(Dataset records)
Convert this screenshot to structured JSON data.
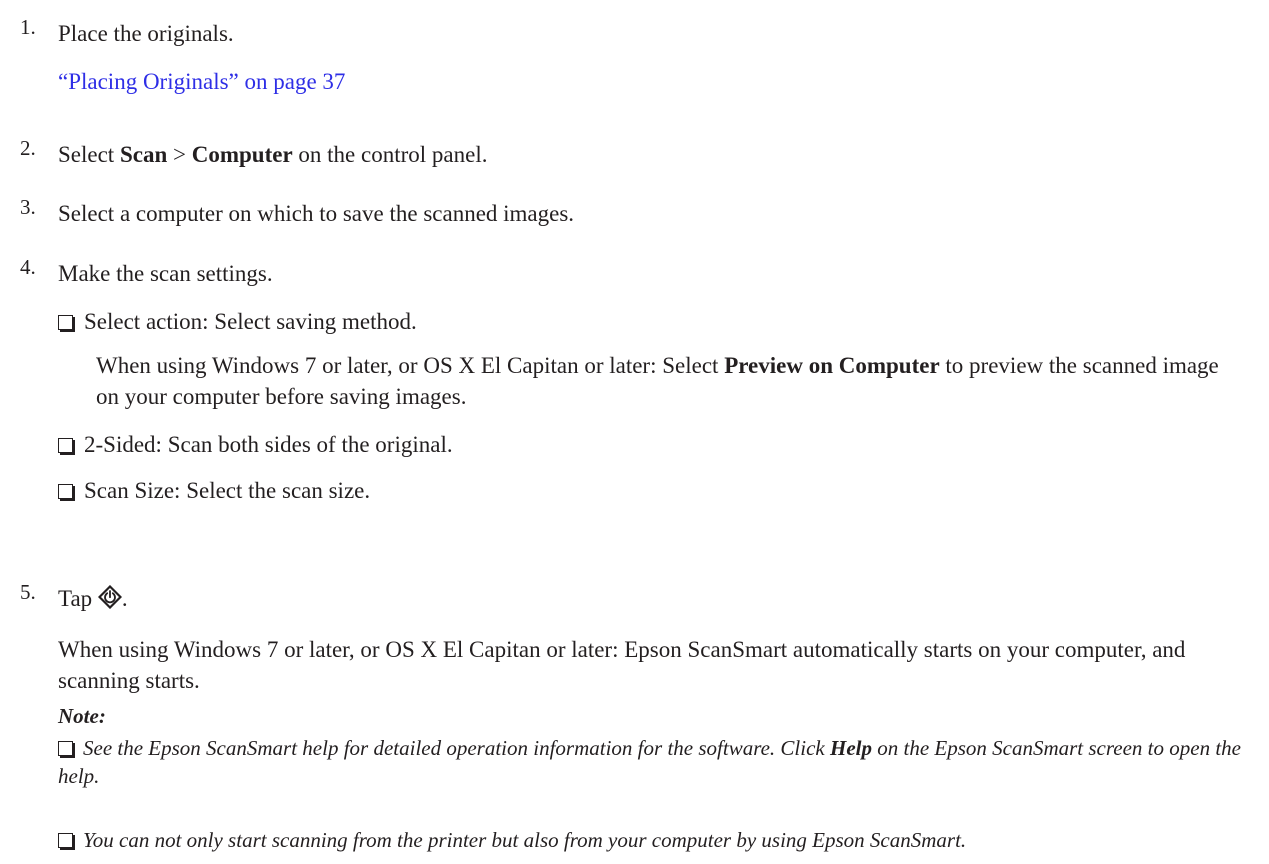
{
  "steps": [
    {
      "num": "1.",
      "text": "Place the originals.",
      "link": "“Placing Originals” on page 37"
    },
    {
      "num": "2.",
      "pre": "Select ",
      "b1": "Scan",
      "mid": " > ",
      "b2": "Computer",
      "post": " on the control panel."
    },
    {
      "num": "3.",
      "text": "Select a computer on which to save the scanned images."
    },
    {
      "num": "4.",
      "text": "Make the scan settings.",
      "options": [
        {
          "text": "Select action: Select saving method.",
          "detail_pre": "When using Windows 7 or later, or OS X El Capitan or later: Select ",
          "detail_bold": "Preview on Computer",
          "detail_post": " to preview the scanned image on your computer before saving images."
        },
        {
          "text": "2-Sided: Scan both sides of the original."
        },
        {
          "text": "Scan Size: Select the scan size."
        }
      ]
    },
    {
      "num": "5.",
      "pre": "Tap ",
      "post": ".",
      "detail": "When using Windows 7 or later, or OS X El Capitan or later: Epson ScanSmart automatically starts on your computer, and scanning starts."
    }
  ],
  "note": {
    "heading": "Note:",
    "items": [
      {
        "pre": "See the Epson ScanSmart help for detailed operation information for the software. Click ",
        "bold": "Help",
        "post": " on the Epson ScanSmart screen to open the help."
      },
      {
        "text": "You can not only start scanning from the printer but also from your computer by using Epson ScanSmart."
      }
    ]
  },
  "icons": {
    "start": "start-diamond-icon"
  }
}
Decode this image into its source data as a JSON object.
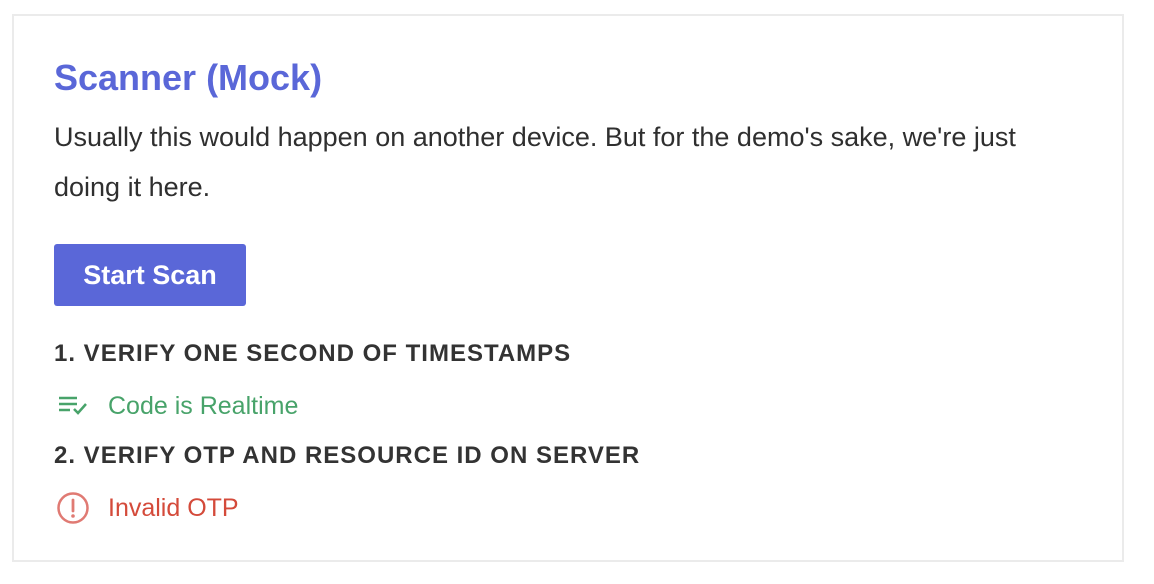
{
  "scanner": {
    "title": "Scanner (Mock)",
    "description": "Usually this would happen on another device. But for the demo's sake, we're just doing it here.",
    "start_button_label": "Start Scan"
  },
  "steps": [
    {
      "heading": "1. VERIFY ONE SECOND OF TIMESTAMPS",
      "status_text": "Code is Realtime",
      "status_icon": "playlist-check-icon",
      "status_color": "#48a36a"
    },
    {
      "heading": "2. VERIFY OTP AND RESOURCE ID ON SERVER",
      "status_text": "Invalid OTP",
      "status_icon": "alert-circle-icon",
      "status_color": "#d44a3a"
    }
  ],
  "colors": {
    "accent": "#5a67d8",
    "success": "#48a36a",
    "error": "#d44a3a"
  }
}
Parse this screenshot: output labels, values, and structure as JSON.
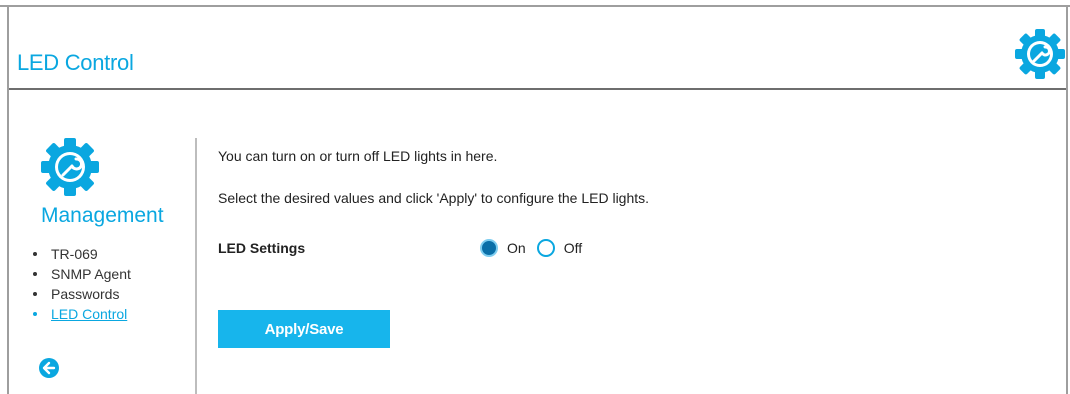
{
  "header": {
    "title": "LED Control",
    "icon": "settings-gear-icon"
  },
  "sidebar": {
    "title": "Management",
    "icon": "settings-gear-icon",
    "items": [
      {
        "label": "TR-069",
        "active": false
      },
      {
        "label": "SNMP Agent",
        "active": false
      },
      {
        "label": "Passwords",
        "active": false
      },
      {
        "label": "LED Control",
        "active": true
      }
    ],
    "back_icon": "back-arrow-icon"
  },
  "main": {
    "description_1": "You can turn on or turn off LED lights in here.",
    "description_2": "Select the desired values and click 'Apply' to configure the LED lights.",
    "led_settings_label": "LED Settings",
    "options": [
      {
        "label": "On",
        "selected": true
      },
      {
        "label": "Off",
        "selected": false
      }
    ],
    "apply_label": "Apply/Save"
  },
  "colors": {
    "accent": "#0aa7e0",
    "button": "#17b5ec",
    "radio_selected": "#0a6fa8"
  }
}
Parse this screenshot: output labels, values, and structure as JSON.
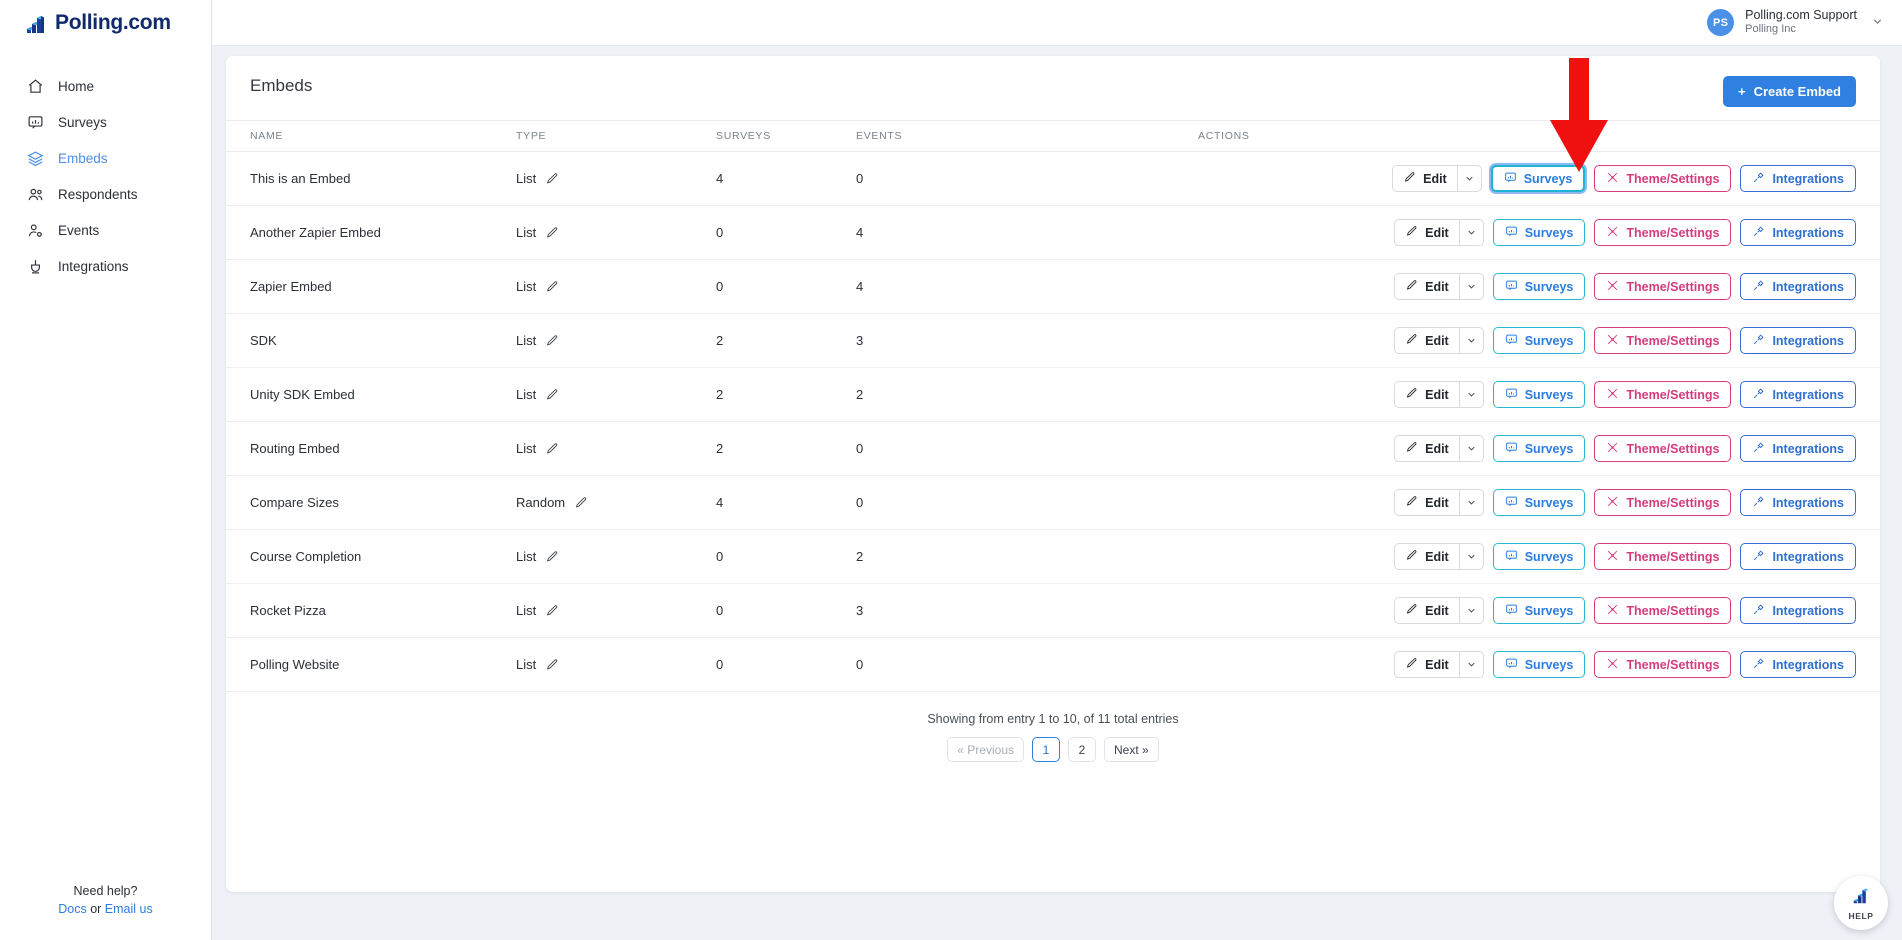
{
  "brand": {
    "name": "Polling.com",
    "icon": "bar-chart-logo-icon"
  },
  "sidebar": {
    "items": [
      {
        "label": "Home",
        "icon": "home-icon",
        "active": false
      },
      {
        "label": "Surveys",
        "icon": "survey-icon",
        "active": false
      },
      {
        "label": "Embeds",
        "icon": "layers-icon",
        "active": true
      },
      {
        "label": "Respondents",
        "icon": "users-icon",
        "active": false
      },
      {
        "label": "Events",
        "icon": "user-gear-icon",
        "active": false
      },
      {
        "label": "Integrations",
        "icon": "plug-icon",
        "active": false
      }
    ],
    "help": {
      "title": "Need help?",
      "docs": "Docs",
      "or": " or ",
      "email": "Email us"
    }
  },
  "topbar": {
    "user": {
      "initials": "PS",
      "name": "Polling.com Support",
      "org": "Polling Inc",
      "caret": "chevron-down-icon"
    }
  },
  "page": {
    "title": "Embeds",
    "create_button": {
      "label": "Create Embed",
      "plus": "+"
    }
  },
  "table": {
    "columns": [
      "NAME",
      "TYPE",
      "SURVEYS",
      "EVENTS",
      "ACTIONS"
    ],
    "row_actions": {
      "edit": "Edit",
      "edit_caret": "chevron-down-icon",
      "surveys": "Surveys",
      "theme": "Theme/Settings",
      "integrations": "Integrations"
    },
    "rows": [
      {
        "name": "This is an Embed",
        "type": "List",
        "surveys": "4",
        "events": "0",
        "highlight_surveys": true
      },
      {
        "name": "Another Zapier Embed",
        "type": "List",
        "surveys": "0",
        "events": "4",
        "highlight_surveys": false
      },
      {
        "name": "Zapier Embed",
        "type": "List",
        "surveys": "0",
        "events": "4",
        "highlight_surveys": false
      },
      {
        "name": "SDK",
        "type": "List",
        "surveys": "2",
        "events": "3",
        "highlight_surveys": false
      },
      {
        "name": "Unity SDK Embed",
        "type": "List",
        "surveys": "2",
        "events": "2",
        "highlight_surveys": false
      },
      {
        "name": "Routing Embed",
        "type": "List",
        "surveys": "2",
        "events": "0",
        "highlight_surveys": false
      },
      {
        "name": "Compare Sizes",
        "type": "Random",
        "surveys": "4",
        "events": "0",
        "highlight_surveys": false
      },
      {
        "name": "Course Completion",
        "type": "List",
        "surveys": "0",
        "events": "2",
        "highlight_surveys": false
      },
      {
        "name": "Rocket Pizza",
        "type": "List",
        "surveys": "0",
        "events": "3",
        "highlight_surveys": false
      },
      {
        "name": "Polling Website",
        "type": "List",
        "surveys": "0",
        "events": "0",
        "highlight_surveys": false
      }
    ]
  },
  "pagination": {
    "info": "Showing from entry 1 to 10, of 11 total entries",
    "previous": "« Previous",
    "pages": [
      "1",
      "2"
    ],
    "current_page": "1",
    "next": "Next »"
  },
  "help_widget": {
    "label": "HELP",
    "icon": "polling-logo-icon"
  },
  "annotation": {
    "type": "red-arrow-down",
    "color": "#f01010",
    "points_to": "surveys-button-row-1"
  },
  "colors": {
    "accent_blue": "#2f80e0",
    "brand_navy": "#102a6b",
    "surveys_cyan": "#2bb8d4",
    "theme_pink": "#d63b7e",
    "integrations_blue": "#3a6fd0",
    "page_bg": "#eef1f6"
  }
}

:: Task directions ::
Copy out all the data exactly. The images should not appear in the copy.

:: Solved exercise ::
Convert this screenshot to structured JSON data.
{
  "steps": [
    {
      "num": "1.",
      "text": "Place the originals.",
      "link": "“Placing Originals” on page 37"
    },
    {
      "num": "2.",
      "pre": "Select ",
      "b1": "Scan",
      "mid": " > ",
      "b2": "Computer",
      "post": " on the control panel."
    },
    {
      "num": "3.",
      "text": "Select a computer on which to save the scanned images."
    },
    {
      "num": "4.",
      "text": "Make the scan settings.",
      "options": [
        {
          "text": "Select action: Select saving method.",
          "detail_pre": "When using Windows 7 or later, or OS X El Capitan or later: Select ",
          "detail_bold": "Preview on Computer",
          "detail_post": " to preview the scanned image on your computer before saving images."
        },
        {
          "text": "2-Sided: Scan both sides of the original."
        },
        {
          "text": "Scan Size: Select the scan size."
        }
      ]
    },
    {
      "num": "5.",
      "pre": "Tap ",
      "post": ".",
      "detail": "When using Windows 7 or later, or OS X El Capitan or later: Epson ScanSmart automatically starts on your computer, and scanning starts."
    }
  ],
  "note": {
    "heading": "Note:",
    "items": [
      {
        "pre": "See the Epson ScanSmart help for detailed operation information for the software. Click ",
        "bold": "Help",
        "post": " on the Epson ScanSmart screen to open the help."
      },
      {
        "text": "You can not only start scanning from the printer but also from your computer by using Epson ScanSmart."
      }
    ]
  },
  "icons": {
    "start": "start-diamond-icon"
  }
}
Decode this image into its source data as a JSON object.
{
  "scanner": {
    "title": "Scanner (Mock)",
    "description": "Usually this would happen on another device. But for the demo's sake, we're just doing it here.",
    "start_button_label": "Start Scan"
  },
  "steps": [
    {
      "heading": "1. VERIFY ONE SECOND OF TIMESTAMPS",
      "status_text": "Code is Realtime",
      "status_icon": "playlist-check-icon",
      "status_color": "#48a36a"
    },
    {
      "heading": "2. VERIFY OTP AND RESOURCE ID ON SERVER",
      "status_text": "Invalid OTP",
      "status_icon": "alert-circle-icon",
      "status_color": "#d44a3a"
    }
  ],
  "colors": {
    "accent": "#5a67d8",
    "success": "#48a36a",
    "error": "#d44a3a"
  }
}
Parse this screenshot: output labels, values, and structure as JSON.
{
  "header": {
    "title": "LED Control",
    "icon": "settings-gear-icon"
  },
  "sidebar": {
    "title": "Management",
    "icon": "settings-gear-icon",
    "items": [
      {
        "label": "TR-069",
        "active": false
      },
      {
        "label": "SNMP Agent",
        "active": false
      },
      {
        "label": "Passwords",
        "active": false
      },
      {
        "label": "LED Control",
        "active": true
      }
    ],
    "back_icon": "back-arrow-icon"
  },
  "main": {
    "description_1": "You can turn on or turn off LED lights in here.",
    "description_2": "Select the desired values and click 'Apply' to configure the LED lights.",
    "led_settings_label": "LED Settings",
    "options": [
      {
        "label": "On",
        "selected": true
      },
      {
        "label": "Off",
        "selected": false
      }
    ],
    "apply_label": "Apply/Save"
  },
  "colors": {
    "accent": "#0aa7e0",
    "button": "#17b5ec",
    "radio_selected": "#0a6fa8"
  }
}
Parse this screenshot: output labels, values, and structure as JSON.
{
  "brand": {
    "name": "Polling.com",
    "icon": "bar-chart-logo-icon"
  },
  "sidebar": {
    "items": [
      {
        "label": "Home",
        "icon": "home-icon",
        "active": false
      },
      {
        "label": "Surveys",
        "icon": "survey-icon",
        "active": false
      },
      {
        "label": "Embeds",
        "icon": "layers-icon",
        "active": true
      },
      {
        "label": "Respondents",
        "icon": "users-icon",
        "active": false
      },
      {
        "label": "Events",
        "icon": "user-gear-icon",
        "active": false
      },
      {
        "label": "Integrations",
        "icon": "plug-icon",
        "active": false
      }
    ],
    "help": {
      "title": "Need help?",
      "docs": "Docs",
      "or": " or ",
      "email": "Email us"
    }
  },
  "topbar": {
    "user": {
      "initials": "PS",
      "name": "Polling.com Support",
      "org": "Polling Inc",
      "caret": "chevron-down-icon"
    }
  },
  "page": {
    "title": "Embeds",
    "create_button": {
      "label": "Create Embed",
      "plus": "+"
    }
  },
  "table": {
    "columns": [
      "NAME",
      "TYPE",
      "SURVEYS",
      "EVENTS",
      "ACTIONS"
    ],
    "row_actions": {
      "edit": "Edit",
      "edit_caret": "chevron-down-icon",
      "surveys": "Surveys",
      "theme": "Theme/Settings",
      "integrations": "Integrations"
    },
    "rows": [
      {
        "name": "This is an Embed",
        "type": "List",
        "surveys": "4",
        "events": "0",
        "highlight_surveys": true
      },
      {
        "name": "Another Zapier Embed",
        "type": "List",
        "surveys": "0",
        "events": "4",
        "highlight_surveys": false
      },
      {
        "name": "Zapier Embed",
        "type": "List",
        "surveys": "0",
        "events": "4",
        "highlight_surveys": false
      },
      {
        "name": "SDK",
        "type": "List",
        "surveys": "2",
        "events": "3",
        "highlight_surveys": false
      },
      {
        "name": "Unity SDK Embed",
        "type": "List",
        "surveys": "2",
        "events": "2",
        "highlight_surveys": false
      },
      {
        "name": "Routing Embed",
        "type": "List",
        "surveys": "2",
        "events": "0",
        "highlight_surveys": false
      },
      {
        "name": "Compare Sizes",
        "type": "Random",
        "surveys": "4",
        "events": "0",
        "highlight_surveys": false
      },
      {
        "name": "Course Completion",
        "type": "List",
        "surveys": "0",
        "events": "2",
        "highlight_surveys": false
      },
      {
        "name": "Rocket Pizza",
        "type": "List",
        "surveys": "0",
        "events": "3",
        "highlight_surveys": false
      },
      {
        "name": "Polling Website",
        "type": "List",
        "surveys": "0",
        "events": "0",
        "highlight_surveys": false
      }
    ]
  },
  "pagination": {
    "info": "Showing from entry 1 to 10, of 11 total entries",
    "previous": "« Previous",
    "pages": [
      "1",
      "2"
    ],
    "current_page": "1",
    "next": "Next »"
  },
  "help_widget": {
    "label": "HELP",
    "icon": "polling-logo-icon"
  },
  "annotation": {
    "type": "red-arrow-down",
    "color": "#f01010",
    "points_to": "surveys-button-row-1"
  },
  "colors": {
    "accent_blue": "#2f80e0",
    "brand_navy": "#102a6b",
    "surveys_cyan": "#2bb8d4",
    "theme_pink": "#d63b7e",
    "integrations_blue": "#3a6fd0",
    "page_bg": "#eef1f6"
  }
}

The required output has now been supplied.